The European Central Bank raised interest rates to the highest level in more than two decades on Thursday, as policymakers continued their campaign to stamp out inflation they said was forecast to remain too high for too long.
The bank, which sets rates for the 20 countries that use the euro currency, lifted rates by a quarter of a percentage point, putting the deposit rate at 3.5 percent, the highest since 2001. It was the bank’s eighth consecutive increase. The move has been well telegraphed since the Governing Council’s last meeting in early May, when policymakers expressed concern about underlying inflation pressures from wage growth and corporate profits or the impact of rising food prices.
The decision comes a day after the Federal Reserve held interest rates steady for the first time in more than a year. After last month’s mirror image move, when both raised rates a quarter-point, the two central banks have begun to diverge again, in part because the European Central Bank hasn’t been raising interest rates for as long or as high as the Fed.
Policymakers say they want to avoid the risk of declaring victory in their fight against rising prices prematurely, even as the eurozone’s annual rate of inflation has dropped from its double-digit peak late last year to 6.1 percent in May, the slowest pace in more than a year. Much of the slowdown can be attributed to lower wholesale energy costs, but central bankers have been alert to signs that inflation is becoming embedded in the economy, which could impede them from getting inflation back to the 2 percent target.
The central bank forecasts inflation to average 5.4 percent this year but still be above target in two years’ time, at 2.2. percent, slightly higher than the previous projections set out three months ago.
“Inflation has been coming down but is projected to remain too high for too long,” the bank said in a statement on Thursday.
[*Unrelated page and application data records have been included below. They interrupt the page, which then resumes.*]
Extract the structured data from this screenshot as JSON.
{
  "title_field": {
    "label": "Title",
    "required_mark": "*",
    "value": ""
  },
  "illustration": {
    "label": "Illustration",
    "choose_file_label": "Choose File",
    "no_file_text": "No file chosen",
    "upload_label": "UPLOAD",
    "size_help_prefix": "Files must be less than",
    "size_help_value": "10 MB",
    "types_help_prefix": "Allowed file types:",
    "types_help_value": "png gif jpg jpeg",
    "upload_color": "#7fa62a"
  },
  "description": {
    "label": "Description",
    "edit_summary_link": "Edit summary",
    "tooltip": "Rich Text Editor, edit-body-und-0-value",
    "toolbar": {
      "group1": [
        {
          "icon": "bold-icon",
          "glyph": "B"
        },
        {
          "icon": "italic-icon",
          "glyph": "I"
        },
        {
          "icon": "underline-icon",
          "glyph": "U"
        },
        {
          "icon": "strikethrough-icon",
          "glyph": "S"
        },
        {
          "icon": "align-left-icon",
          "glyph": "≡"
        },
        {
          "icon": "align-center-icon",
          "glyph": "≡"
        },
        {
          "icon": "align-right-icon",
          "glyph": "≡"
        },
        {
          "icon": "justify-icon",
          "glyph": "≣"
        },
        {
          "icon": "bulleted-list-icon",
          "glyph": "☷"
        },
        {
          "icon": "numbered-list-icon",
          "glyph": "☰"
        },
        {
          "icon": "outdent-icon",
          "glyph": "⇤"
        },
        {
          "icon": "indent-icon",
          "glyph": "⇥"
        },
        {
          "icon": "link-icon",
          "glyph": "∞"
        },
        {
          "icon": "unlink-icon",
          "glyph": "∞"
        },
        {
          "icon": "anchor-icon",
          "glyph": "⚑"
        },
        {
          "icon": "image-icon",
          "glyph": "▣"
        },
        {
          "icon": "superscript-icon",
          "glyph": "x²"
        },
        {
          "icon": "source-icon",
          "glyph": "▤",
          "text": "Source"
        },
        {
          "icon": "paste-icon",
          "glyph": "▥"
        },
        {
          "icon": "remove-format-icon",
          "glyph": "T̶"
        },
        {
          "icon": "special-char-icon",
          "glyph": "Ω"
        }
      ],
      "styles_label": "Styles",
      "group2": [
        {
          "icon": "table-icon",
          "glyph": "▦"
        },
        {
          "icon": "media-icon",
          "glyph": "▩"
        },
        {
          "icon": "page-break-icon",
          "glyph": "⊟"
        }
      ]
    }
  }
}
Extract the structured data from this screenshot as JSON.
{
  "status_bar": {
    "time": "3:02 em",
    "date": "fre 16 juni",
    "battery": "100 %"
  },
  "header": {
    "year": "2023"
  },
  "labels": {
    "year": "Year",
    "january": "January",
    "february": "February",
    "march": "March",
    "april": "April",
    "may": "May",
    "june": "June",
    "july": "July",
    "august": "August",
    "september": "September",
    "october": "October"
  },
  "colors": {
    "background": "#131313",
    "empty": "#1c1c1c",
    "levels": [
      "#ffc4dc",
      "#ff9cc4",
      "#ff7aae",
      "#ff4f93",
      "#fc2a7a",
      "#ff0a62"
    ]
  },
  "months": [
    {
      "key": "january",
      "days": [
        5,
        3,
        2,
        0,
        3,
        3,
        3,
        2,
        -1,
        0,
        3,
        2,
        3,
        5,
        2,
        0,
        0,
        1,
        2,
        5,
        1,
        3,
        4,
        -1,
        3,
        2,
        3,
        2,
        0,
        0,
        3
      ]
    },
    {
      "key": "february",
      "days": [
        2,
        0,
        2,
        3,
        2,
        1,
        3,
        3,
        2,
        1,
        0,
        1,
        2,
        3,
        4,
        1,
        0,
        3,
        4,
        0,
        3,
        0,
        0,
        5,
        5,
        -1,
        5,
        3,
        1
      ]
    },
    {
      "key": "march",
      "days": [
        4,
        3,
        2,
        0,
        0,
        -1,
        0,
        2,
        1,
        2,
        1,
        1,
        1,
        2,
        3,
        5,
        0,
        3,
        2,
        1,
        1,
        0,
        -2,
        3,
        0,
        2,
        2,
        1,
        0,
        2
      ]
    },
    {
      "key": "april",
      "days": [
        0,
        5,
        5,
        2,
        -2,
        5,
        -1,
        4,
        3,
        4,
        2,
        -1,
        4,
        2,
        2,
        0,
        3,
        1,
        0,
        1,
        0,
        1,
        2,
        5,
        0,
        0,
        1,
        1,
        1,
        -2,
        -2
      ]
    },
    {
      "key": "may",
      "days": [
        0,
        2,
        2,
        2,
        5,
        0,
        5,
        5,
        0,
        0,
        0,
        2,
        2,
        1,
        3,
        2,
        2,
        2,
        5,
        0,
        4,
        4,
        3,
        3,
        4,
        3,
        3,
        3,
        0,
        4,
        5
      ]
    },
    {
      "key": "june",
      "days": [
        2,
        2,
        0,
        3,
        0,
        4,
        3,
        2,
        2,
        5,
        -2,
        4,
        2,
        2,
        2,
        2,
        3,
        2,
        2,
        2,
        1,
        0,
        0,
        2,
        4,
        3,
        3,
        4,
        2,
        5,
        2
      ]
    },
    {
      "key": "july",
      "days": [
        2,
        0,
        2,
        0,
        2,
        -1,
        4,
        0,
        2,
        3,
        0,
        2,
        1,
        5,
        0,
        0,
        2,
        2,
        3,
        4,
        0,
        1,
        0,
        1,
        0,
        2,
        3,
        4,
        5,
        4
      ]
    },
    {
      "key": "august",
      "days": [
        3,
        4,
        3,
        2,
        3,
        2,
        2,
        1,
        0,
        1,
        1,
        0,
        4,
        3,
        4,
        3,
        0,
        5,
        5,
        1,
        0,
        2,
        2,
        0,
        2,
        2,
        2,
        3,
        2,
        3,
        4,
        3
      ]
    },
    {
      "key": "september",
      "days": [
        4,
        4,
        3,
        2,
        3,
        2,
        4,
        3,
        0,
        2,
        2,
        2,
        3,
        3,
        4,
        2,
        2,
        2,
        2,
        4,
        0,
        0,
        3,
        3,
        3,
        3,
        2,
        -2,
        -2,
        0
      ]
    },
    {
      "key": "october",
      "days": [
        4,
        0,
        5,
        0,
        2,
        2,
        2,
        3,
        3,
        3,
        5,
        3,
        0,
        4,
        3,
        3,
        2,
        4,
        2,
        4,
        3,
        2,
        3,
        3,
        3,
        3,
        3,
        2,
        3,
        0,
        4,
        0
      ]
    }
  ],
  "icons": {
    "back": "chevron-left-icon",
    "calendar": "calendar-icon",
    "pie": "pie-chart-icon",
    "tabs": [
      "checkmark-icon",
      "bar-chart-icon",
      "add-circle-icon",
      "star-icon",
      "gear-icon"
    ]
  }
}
But as inflation slows, the question of how much policy tightening is the right amount has become difficult to gauge. Too much could restrain the economy more than necessary and cause or worsen a recession. Too little could allow inflation to become a persistent problem that policymakers can’t root out. It’s a challenge facing central bankers around the globe.
On Wednesday, the Fed didn’t raise interest rates and said they were giving themselves time to assess how the economy is reacting to the rapid pace of past rate increases. But policymakers warned they might need to raise rates again later. Such a pattern has been recently established in Australia and Canada, where central banks held rates steady for a short period before resuming rate increases.
In May, the European Central Bank slowed down the pace of its rate increases as it acknowledged the impact that tighter monetary policy was having on the region’s economy through more restrictive lending conditions at banks. On Thursday, the bank said tighter financing conditions are expected to increasingly dampen demand.
“The Governing Council’s future decisions will ensure that the key E.C.B. interest rates will be brought to levels sufficiently restrictive to achieve a timely return of inflation to the 2 percent medium-term target,” the bank said in its statement, “and will be kept at those levels for as long as necessary.”